**Exercise inputs:**
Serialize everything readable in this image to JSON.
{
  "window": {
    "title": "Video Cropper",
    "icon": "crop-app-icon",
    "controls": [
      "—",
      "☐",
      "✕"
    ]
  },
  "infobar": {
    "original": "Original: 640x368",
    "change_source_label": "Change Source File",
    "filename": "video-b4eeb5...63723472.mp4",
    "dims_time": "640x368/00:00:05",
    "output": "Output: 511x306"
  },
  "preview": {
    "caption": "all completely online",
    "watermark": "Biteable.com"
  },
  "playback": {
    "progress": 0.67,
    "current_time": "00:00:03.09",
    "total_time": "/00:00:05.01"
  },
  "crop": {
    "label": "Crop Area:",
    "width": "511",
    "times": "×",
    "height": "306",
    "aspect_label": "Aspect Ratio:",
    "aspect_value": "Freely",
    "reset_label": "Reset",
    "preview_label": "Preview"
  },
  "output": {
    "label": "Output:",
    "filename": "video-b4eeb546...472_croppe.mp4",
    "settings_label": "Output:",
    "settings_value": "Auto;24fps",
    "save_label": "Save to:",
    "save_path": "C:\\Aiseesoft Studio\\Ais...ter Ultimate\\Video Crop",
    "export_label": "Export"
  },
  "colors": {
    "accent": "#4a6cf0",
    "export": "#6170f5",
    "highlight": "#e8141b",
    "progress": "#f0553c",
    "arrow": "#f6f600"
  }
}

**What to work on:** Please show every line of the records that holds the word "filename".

**Your response:**
    "filename": "video-b4eeb5...63723472.mp4",
    "filename": "video-b4eeb546...472_croppe.mp4",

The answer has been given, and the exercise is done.